Western Living Magazine
The Home Tour: A 1,400-Square-Foot Townhouse With Scandi-Cool Style
Home Tour: Inside This Mountain-Modern Home
A Seven-Bedroom Pied-a-Terre Designed to Bring Family Together
Recipe: Green Papaya Salad from Chef Angus An
Recipe: Scallop Ceviche from Maenam’s Chef Angus An
3 Classy Australian White Wines to Toast Olivia Newton-John With
The Best Beginner Hikes In and Around Whistler
Getaway Guide: How to Spend One Perfect Day on Galiano Island
Where to Eat, Stay and Play in Canmore
‘West Coast North’ is a Love Letter to Western Canadian Architecture and Interiors
Design Obsession: This Roll-Up Drying Rack Is Maybe My Favourite Thing in the Kitchen
10 of the Hottest Homewares for Summer 2022
Announcing the 2022 Designers of the Year Finalists
You’re Invited to the Design Party of the Year!
DotY 2022: Our Judges for the Maker Category Can’t Wait to See What You’ve Got
A magazine is entitled to change its mind.

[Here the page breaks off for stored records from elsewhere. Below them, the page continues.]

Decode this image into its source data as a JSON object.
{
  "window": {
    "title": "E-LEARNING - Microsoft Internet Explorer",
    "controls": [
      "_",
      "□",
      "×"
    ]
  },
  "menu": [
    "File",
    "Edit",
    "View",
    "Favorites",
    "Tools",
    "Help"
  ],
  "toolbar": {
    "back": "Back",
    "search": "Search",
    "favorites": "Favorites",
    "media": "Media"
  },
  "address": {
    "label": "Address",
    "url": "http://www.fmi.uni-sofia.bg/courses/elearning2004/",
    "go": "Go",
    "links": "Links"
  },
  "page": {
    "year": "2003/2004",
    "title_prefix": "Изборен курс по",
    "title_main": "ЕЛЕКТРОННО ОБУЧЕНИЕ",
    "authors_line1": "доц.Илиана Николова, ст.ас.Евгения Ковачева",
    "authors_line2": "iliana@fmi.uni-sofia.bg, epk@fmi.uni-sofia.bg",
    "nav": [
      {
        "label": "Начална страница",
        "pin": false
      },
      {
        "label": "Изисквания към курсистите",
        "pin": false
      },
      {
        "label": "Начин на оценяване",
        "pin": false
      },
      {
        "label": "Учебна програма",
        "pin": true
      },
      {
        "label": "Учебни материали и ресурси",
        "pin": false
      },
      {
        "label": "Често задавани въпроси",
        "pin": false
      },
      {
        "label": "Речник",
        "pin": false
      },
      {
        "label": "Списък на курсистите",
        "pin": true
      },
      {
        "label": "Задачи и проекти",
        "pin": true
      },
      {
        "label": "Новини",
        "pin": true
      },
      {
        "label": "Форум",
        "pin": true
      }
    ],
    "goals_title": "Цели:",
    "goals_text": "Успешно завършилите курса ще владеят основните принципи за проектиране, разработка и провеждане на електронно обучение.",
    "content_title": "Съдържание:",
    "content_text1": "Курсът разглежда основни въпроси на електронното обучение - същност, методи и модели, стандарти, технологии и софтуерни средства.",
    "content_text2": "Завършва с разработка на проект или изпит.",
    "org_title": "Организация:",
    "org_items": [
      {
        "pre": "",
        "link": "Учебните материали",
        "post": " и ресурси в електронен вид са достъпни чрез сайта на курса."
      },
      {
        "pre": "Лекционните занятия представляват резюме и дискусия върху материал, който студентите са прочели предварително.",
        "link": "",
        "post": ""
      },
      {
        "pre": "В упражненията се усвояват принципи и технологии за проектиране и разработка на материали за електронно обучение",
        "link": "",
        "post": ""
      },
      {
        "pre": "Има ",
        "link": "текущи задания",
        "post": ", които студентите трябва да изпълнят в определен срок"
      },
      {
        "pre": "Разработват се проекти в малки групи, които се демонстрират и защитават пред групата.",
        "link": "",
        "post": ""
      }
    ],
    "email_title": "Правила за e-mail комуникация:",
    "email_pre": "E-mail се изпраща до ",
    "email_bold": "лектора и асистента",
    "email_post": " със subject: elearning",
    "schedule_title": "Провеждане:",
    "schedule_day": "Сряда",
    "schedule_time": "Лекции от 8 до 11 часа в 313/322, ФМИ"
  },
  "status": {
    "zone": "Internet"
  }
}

Eye-rolling at old trends is almost as fun as celebrating new ones. That was certainly the case with this Kitsilano mixed-use home that was called chic and grand in a 1985 issue and then possibly a little too perfect and certainly a little too colourful in 2001. It was designed by Architecton, the firm of Kanau Uyeyama, who crafted the space for both his home and his office. In the 2001 issue, the home was used as a prime example of postmodern shame. Writer Trevor Boddy claimed no architect will ever admit to using postmodernist forms. Brutal.